**Problem statement:**
The word "NOAA" may appear in lines of the data below. Say how many lines hold it, giving only the number.

**Task material:**
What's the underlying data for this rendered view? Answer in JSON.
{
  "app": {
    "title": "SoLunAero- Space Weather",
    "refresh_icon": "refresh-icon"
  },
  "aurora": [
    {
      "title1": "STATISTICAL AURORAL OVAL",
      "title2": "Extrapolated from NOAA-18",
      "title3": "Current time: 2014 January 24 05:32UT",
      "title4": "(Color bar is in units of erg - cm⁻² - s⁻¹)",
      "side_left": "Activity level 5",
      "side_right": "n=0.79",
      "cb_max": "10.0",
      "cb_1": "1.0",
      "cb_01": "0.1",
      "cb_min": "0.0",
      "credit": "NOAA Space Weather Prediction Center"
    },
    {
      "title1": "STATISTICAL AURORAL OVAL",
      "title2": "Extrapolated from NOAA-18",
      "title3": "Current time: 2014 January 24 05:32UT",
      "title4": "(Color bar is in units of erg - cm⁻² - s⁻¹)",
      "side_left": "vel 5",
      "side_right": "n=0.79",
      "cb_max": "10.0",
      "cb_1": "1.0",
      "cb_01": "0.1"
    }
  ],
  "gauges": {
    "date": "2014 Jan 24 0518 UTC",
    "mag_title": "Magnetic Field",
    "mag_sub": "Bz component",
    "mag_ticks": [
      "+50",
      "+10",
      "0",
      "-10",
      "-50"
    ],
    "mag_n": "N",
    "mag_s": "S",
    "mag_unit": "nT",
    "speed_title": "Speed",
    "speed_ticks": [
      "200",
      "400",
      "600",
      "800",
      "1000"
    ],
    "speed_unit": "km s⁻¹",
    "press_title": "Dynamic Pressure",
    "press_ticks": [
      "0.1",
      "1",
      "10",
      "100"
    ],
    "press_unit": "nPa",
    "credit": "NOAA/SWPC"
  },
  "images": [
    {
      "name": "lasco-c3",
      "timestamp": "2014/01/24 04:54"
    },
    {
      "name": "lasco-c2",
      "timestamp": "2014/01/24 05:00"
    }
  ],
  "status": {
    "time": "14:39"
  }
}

**Output of the exercise:**
4